Why Conduct on LinkedIn Should Serve as a Model for All Online Behavior

by Erik Freeman on June 28, 2014

online-identity

In an interview with LinkedIn CEO Jeff Weiner, he describes the unique behavior of users on the LinkedIn platform.

“If you share something that’s not professionally oriented, on LinkedIn you’re not going to get any engagement, and the feedback you get may not be very positive. It’s not the right forum for that, and your professional identity is tied to it. You’re going to be very thoughtful about a comment that appears next to your image and your name and your title and your company. … Is what I’m sharing a consistent extension of who I am professionally? Is this going to add value, or is it going to muddy up the feed?”

I would go one step further to suggest that this type of behavior should mirror the way you conduct yourself everywhere online. People have a tendency to wait until they get to the edge of a precipice before turning around. The unfortunate reality online, however, is that everything is for keeps. Nothing is private. Your data doesn’t go away. We all know this, yet the majority of people still behave online as though they have a modicum of privacy and they expect to be forgiven their trespasses.

When all is said and done, I think we’re all going to find that our online personas are really our personal brands. Everything we’ve ever put on the Internet will be there for the taking. Analyses will continue to evolve, allowing others to begin to predict our behaviors based on our friends, our likes and proclivities. There will be a judgment. Will the final analysis be one that you thoughtfully crafted, or will it rather be composed of a hodgepodge of emotional outbursts, questionable statements and cat pictures?

When people post on LinkedIn, they generally consider the fact that their boss, colleagues and future employers might see what they’ve posted. They dot their I’s and cross their T’s. LinkedIn isn’t a place where you air your dirty laundry—and I would like to put forward that Facebook, Twitter or any other place online isn’t either.

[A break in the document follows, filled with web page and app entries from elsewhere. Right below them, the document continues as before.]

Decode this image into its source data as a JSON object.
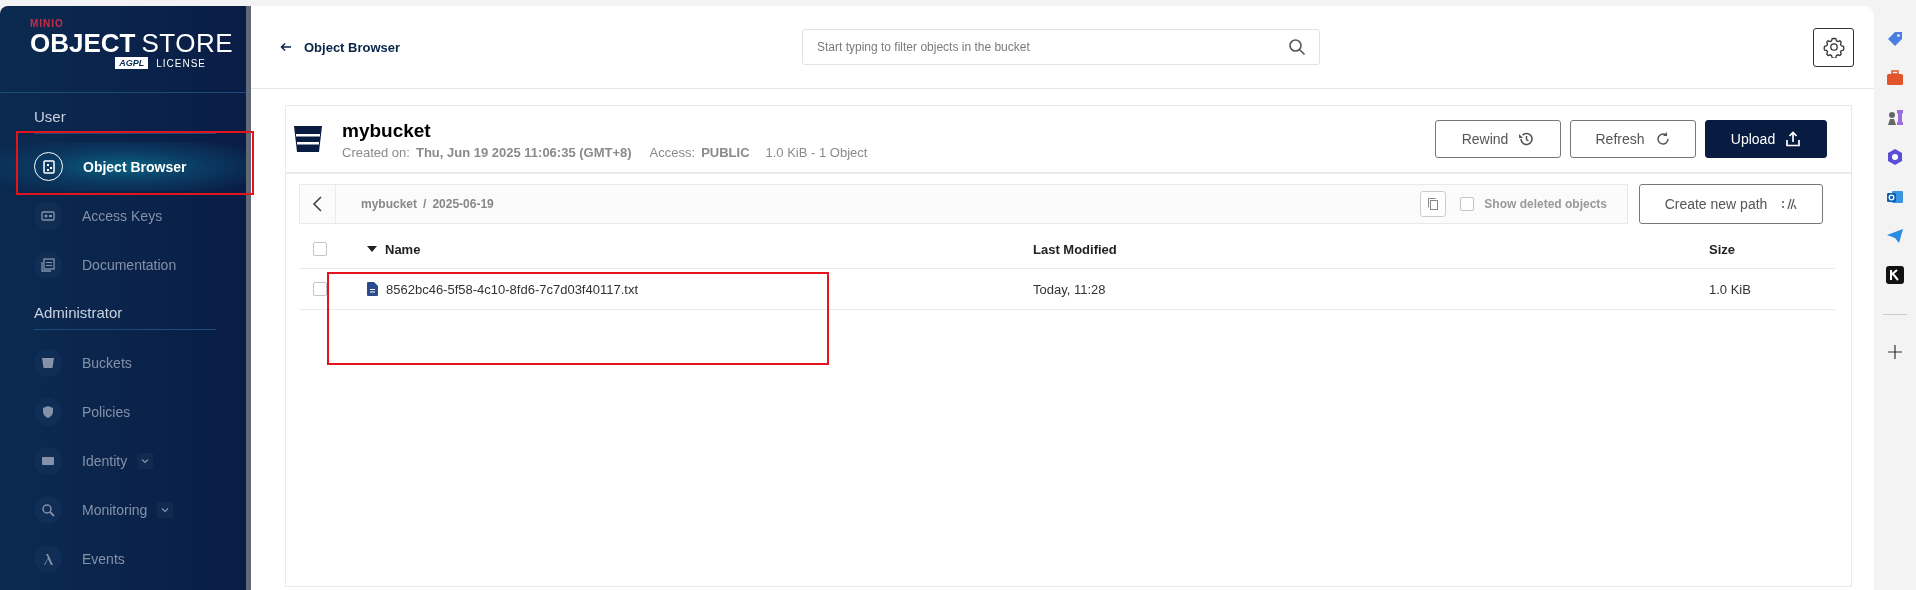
{
  "sidebar": {
    "logo": {
      "brand": "MINIO",
      "product_bold": "OBJECT",
      "product_light": "STORE",
      "badge": "AGPL",
      "license": "LICENSE"
    },
    "sections": [
      {
        "title": "User",
        "items": [
          {
            "label": "Object Browser",
            "kind": "object",
            "selected": true,
            "has_submenu": false
          },
          {
            "label": "Access Keys",
            "kind": "keys",
            "selected": false,
            "has_submenu": false
          },
          {
            "label": "Documentation",
            "kind": "docs",
            "selected": false,
            "has_submenu": false
          }
        ]
      },
      {
        "title": "Administrator",
        "items": [
          {
            "label": "Buckets",
            "kind": "bucket",
            "selected": false,
            "has_submenu": false
          },
          {
            "label": "Policies",
            "kind": "shield",
            "selected": false,
            "has_submenu": false
          },
          {
            "label": "Identity",
            "kind": "id",
            "selected": false,
            "has_submenu": true
          },
          {
            "label": "Monitoring",
            "kind": "monitor",
            "selected": false,
            "has_submenu": true
          },
          {
            "label": "Events",
            "kind": "lambda",
            "selected": false,
            "has_submenu": false
          }
        ]
      }
    ]
  },
  "header": {
    "back_label": "Object Browser",
    "search": {
      "placeholder": "Start typing to filter objects in the bucket"
    }
  },
  "bucket": {
    "name": "mybucket",
    "created_label": "Created on:",
    "created": "Thu, Jun 19 2025 11:06:35 (GMT+8)",
    "access_label": "Access:",
    "access": "PUBLIC",
    "usage": "1.0 KiB - 1 Object",
    "buttons": [
      {
        "label": "Rewind",
        "kind": "rewind"
      },
      {
        "label": "Refresh",
        "kind": "refresh"
      },
      {
        "label": "Upload",
        "kind": "upload"
      }
    ]
  },
  "path": {
    "segments": [
      "mybucket",
      "2025-06-19"
    ],
    "separator": "/",
    "show_deleted": {
      "label": "Show deleted objects",
      "checked": false
    },
    "create_button": "Create new path"
  },
  "table": {
    "columns": [
      {
        "label": "Name",
        "sorted": true
      },
      {
        "label": "Last Modified",
        "sorted": false
      },
      {
        "label": "Size",
        "sorted": false
      }
    ],
    "all_checked": false,
    "rows": [
      {
        "name": "8562bc46-5f58-4c10-8fd6-7c7d03f40117.txt",
        "modified": "Today, 11:28",
        "size": "1.0 KiB",
        "checked": false
      }
    ]
  }
}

The Internet should be a place to build your personal brand and your authority. Take your lead from Jeff Weiner, and before you put anything online, ask yourself if what you’re sharing is a consistent extension of who you are professionally and whether or not you’re going to add value or muddy up the feed. When on the Internet, do as those LinkedIn do.